There is considerable debate over the relationship between species diversity and ecosystem processes. It is apparent that species diversity enhances productivity and stability in some ecosystems, but not in others (Johnson et al., 1996; Rey Benayas et al., 2009). However, it is often difficult to predict which species are critical to functioning or provide resilience and resistance to environmental changes. Additionally, the arrival of an IAS (or, indeed, other anthropogenic perturbation) is more likely to change the relative abundance of species rather than result in extinction of a species, but the relationship between community composition (species richness) and ecosystem functioning has focussed on effects of species extinctions (Chapin et al., 2000). We predict that the dominance of H. axyridis, and associated reduction of diversity, will decrease the resilience of aphidophagous guilds and severely diminish the services they deliver (Biesmeijer et al., 2006; Winter et al., 2009).

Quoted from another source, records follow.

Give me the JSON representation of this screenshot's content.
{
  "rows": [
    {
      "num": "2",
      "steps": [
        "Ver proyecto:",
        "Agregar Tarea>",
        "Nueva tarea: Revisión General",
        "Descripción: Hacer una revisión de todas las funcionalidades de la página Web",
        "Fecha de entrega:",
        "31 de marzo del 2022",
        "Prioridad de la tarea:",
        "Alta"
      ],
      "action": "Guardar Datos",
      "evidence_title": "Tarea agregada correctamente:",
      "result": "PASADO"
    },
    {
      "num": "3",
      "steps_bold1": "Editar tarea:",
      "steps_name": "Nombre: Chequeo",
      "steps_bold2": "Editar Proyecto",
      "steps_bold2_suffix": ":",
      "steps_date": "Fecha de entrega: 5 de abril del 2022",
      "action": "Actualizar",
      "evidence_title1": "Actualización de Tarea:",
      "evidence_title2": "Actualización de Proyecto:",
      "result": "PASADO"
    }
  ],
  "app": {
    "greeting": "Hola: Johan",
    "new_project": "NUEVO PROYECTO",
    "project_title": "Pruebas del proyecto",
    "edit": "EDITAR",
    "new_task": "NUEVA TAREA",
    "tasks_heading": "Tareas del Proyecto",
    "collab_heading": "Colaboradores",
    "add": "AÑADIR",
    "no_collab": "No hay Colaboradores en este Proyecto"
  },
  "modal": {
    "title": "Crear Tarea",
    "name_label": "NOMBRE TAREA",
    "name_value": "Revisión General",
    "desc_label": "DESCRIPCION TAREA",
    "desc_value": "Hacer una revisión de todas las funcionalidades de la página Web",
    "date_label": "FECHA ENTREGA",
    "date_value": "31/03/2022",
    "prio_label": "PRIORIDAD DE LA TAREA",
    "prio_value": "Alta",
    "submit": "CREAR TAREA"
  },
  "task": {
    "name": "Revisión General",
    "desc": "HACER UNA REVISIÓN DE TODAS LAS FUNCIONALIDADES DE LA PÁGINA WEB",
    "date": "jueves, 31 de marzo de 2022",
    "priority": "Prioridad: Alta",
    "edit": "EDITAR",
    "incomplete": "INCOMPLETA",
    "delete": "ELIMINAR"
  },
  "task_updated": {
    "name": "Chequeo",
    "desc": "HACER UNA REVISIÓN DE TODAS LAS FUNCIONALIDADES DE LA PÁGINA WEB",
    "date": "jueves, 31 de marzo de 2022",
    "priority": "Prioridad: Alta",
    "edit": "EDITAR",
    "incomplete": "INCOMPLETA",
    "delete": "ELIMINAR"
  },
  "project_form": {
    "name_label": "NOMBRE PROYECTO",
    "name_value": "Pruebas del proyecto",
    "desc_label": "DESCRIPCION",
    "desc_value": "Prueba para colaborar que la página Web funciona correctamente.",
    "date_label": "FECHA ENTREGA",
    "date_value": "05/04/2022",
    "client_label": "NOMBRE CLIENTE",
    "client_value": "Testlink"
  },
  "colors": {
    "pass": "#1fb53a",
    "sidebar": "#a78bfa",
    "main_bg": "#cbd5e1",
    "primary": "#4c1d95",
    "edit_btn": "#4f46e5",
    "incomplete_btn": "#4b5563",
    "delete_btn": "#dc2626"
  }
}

The late Professor Michael Majerus, our colleague and friend from the University of Cambridge, was instrumental in establishing this research collaboration. The authors are extremely grateful to the many thousands of people across Belgium and Britain who have contributed their ladybird findings to the surveys. Their enthusiasm has been inspirational. H.E.R., N.I. and D.B.R. are funded through the NERC Centre for Ecology & Hydrology and the Joint Nature Conservation Committee. The development of the online surveys in Britain was in part through funding received from the Department for Environment, Food and Rural Affairs (Defra). We are grateful to Natuurpunt and Natagora for providing the online encoded records of ladybirds in Belgium. Research in Switzerland was funded by a grant from the Swiss Federal Office for the Environment (F232-0377) and the EU FP6 project ALARM (GOCE-CT-2003-506675). ON was funded by grant numbers QH82047 by the Ministry of Agriculture and 6007665801 by the Ministry of Education of the Czech Republic. HPR was funded through the Villum Foundation.

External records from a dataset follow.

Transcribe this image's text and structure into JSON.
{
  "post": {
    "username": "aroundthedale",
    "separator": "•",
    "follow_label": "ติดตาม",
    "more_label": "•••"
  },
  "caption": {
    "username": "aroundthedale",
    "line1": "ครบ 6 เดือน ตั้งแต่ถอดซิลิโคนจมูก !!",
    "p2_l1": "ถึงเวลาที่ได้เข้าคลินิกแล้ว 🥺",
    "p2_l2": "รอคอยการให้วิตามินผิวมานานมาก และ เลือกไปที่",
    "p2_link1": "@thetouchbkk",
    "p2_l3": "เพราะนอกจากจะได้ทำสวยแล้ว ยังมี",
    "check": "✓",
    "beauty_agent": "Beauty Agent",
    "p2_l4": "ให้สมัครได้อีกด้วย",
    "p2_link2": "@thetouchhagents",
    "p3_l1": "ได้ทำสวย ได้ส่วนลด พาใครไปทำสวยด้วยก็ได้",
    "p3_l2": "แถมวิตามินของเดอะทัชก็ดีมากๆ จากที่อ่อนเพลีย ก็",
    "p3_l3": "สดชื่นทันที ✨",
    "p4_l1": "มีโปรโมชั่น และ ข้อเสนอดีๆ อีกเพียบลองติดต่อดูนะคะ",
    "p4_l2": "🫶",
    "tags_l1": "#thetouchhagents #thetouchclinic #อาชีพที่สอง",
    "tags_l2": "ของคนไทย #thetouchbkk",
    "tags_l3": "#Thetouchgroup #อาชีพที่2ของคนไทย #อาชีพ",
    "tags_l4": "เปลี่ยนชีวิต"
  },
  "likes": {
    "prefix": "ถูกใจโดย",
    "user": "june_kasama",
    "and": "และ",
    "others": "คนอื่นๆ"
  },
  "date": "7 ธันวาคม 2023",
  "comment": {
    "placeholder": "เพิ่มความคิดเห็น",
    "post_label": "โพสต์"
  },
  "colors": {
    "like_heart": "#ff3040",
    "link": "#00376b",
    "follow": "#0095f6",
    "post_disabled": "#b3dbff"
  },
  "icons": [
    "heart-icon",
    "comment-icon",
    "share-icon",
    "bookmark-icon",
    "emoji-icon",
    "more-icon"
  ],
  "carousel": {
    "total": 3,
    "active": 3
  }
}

Helen E. Roy is an ecologist leading zoological research in the Biological Records Centre at the NERC Centre for Ecology & Hydrology (UK). The focus of her research is insect community interactions with particular emphasis on the effects of environmental change. She has worked extensively on ladybirds for the last 18 years and is the volunteer scheme organizer for the UK Ladybird Survey which collates distribution data on all species of ladybird within Britain. She recently published the Ladybirds (Coccinellidae) of Britain and Ireland. She has an interest in biological invasions and is leading the development of the GB Non-Native Species Information Portal. She is also convenor of the IOBC WPRS Working Group ‘Benefits and Risks of Exotic Biological Control Agents’ and an associate editor of BioControl.

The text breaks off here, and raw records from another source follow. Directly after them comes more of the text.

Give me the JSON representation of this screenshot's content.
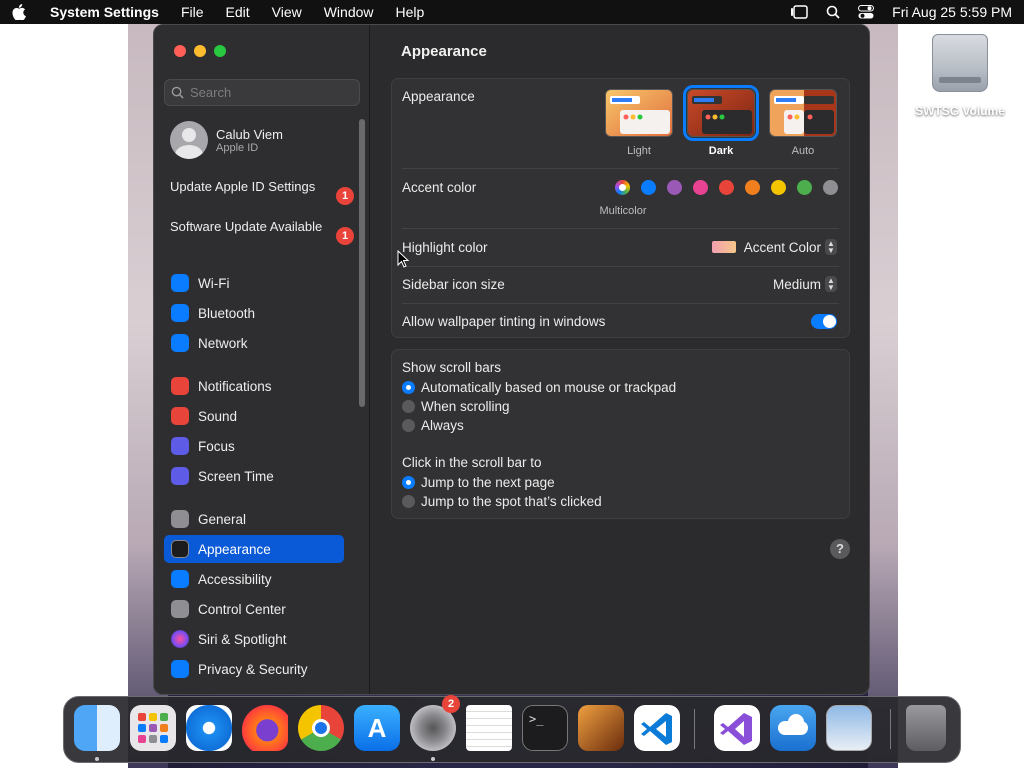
{
  "menubar": {
    "app_name": "System Settings",
    "items": [
      "File",
      "Edit",
      "View",
      "Window",
      "Help"
    ],
    "clock": "Fri Aug 25  5:59 PM"
  },
  "desktop": {
    "volume_label": "SWTSG Volume"
  },
  "sidebar": {
    "search_placeholder": "Search",
    "account": {
      "name": "Calub Viem",
      "subtitle": "Apple ID"
    },
    "alerts": [
      {
        "label": "Update Apple ID Settings",
        "badge": "1"
      },
      {
        "label": "Software Update Available",
        "badge": "1"
      }
    ],
    "items": [
      {
        "label": "Wi-Fi",
        "icon": "wifi-icon",
        "color": "#0a7cff"
      },
      {
        "label": "Bluetooth",
        "icon": "bluetooth-icon",
        "color": "#0a7cff"
      },
      {
        "label": "Network",
        "icon": "network-icon",
        "color": "#0a7cff"
      },
      {
        "label": "Notifications",
        "icon": "bell-icon",
        "color": "#e8443a"
      },
      {
        "label": "Sound",
        "icon": "speaker-icon",
        "color": "#e8443a"
      },
      {
        "label": "Focus",
        "icon": "moon-icon",
        "color": "#5e5ce6"
      },
      {
        "label": "Screen Time",
        "icon": "hourglass-icon",
        "color": "#5e5ce6"
      },
      {
        "label": "General",
        "icon": "gear-icon",
        "color": "#8e8e93"
      },
      {
        "label": "Appearance",
        "icon": "appearance-icon",
        "color": "#1c1c1e"
      },
      {
        "label": "Accessibility",
        "icon": "accessibility-icon",
        "color": "#0a7cff"
      },
      {
        "label": "Control Center",
        "icon": "control-center-icon",
        "color": "#8e8e93"
      },
      {
        "label": "Siri & Spotlight",
        "icon": "siri-icon",
        "color": "#b04ce0"
      },
      {
        "label": "Privacy & Security",
        "icon": "hand-icon",
        "color": "#0a7cff"
      }
    ],
    "selected": "Appearance"
  },
  "content": {
    "title": "Appearance",
    "appearance": {
      "label": "Appearance",
      "options": [
        "Light",
        "Dark",
        "Auto"
      ],
      "selected": "Dark"
    },
    "accent": {
      "label": "Accent color",
      "caption": "Multicolor",
      "colors": [
        "#0a7cff",
        "#9b59b6",
        "#e84393",
        "#e8443a",
        "#f0801e",
        "#f5c400",
        "#4cae4c",
        "#8e8e93"
      ]
    },
    "highlight": {
      "label": "Highlight color",
      "value": "Accent Color"
    },
    "sidebar_icon_size": {
      "label": "Sidebar icon size",
      "value": "Medium"
    },
    "wallpaper_tinting": {
      "label": "Allow wallpaper tinting in windows",
      "enabled": true
    },
    "scroll_bars": {
      "label": "Show scroll bars",
      "options": [
        "Automatically based on mouse or trackpad",
        "When scrolling",
        "Always"
      ],
      "selected": "Automatically based on mouse or trackpad"
    },
    "click_scroll": {
      "label": "Click in the scroll bar to",
      "options": [
        "Jump to the next page",
        "Jump to the spot that’s clicked"
      ],
      "selected": "Jump to the next page"
    },
    "help": "?"
  },
  "dock": {
    "apps": [
      "Finder",
      "Launchpad",
      "Safari",
      "Firefox",
      "Chrome",
      "App Store",
      "System Settings",
      "TextEdit",
      "Terminal",
      "GarageBand",
      "Visual Studio Code",
      "Visual Studio",
      "Weather",
      "Preview",
      "Trash"
    ],
    "settings_badge": "2"
  }
}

Author contributions: H.E.R., T.A. and M.K. led data collection and collation. N.J.B.I., T.O. and D.M. assembled the data and performed the analyses with assistance from H.E.R., L.H., R.C. and G.S.M. H.E.R., T.A., R.P. and P.M.J.B. collated the national distributional data. P.M.J.B., R.F., G.S.M., L.H., J.-C.G., J.-C.B., R.E., J.V.V., R.Z. and M.K. conducted the field surveys resulting in abundance data. H.E.R. wrote the first draft of the manuscript, and all authors contributed substantially to revisions.

Editor: Franz Essl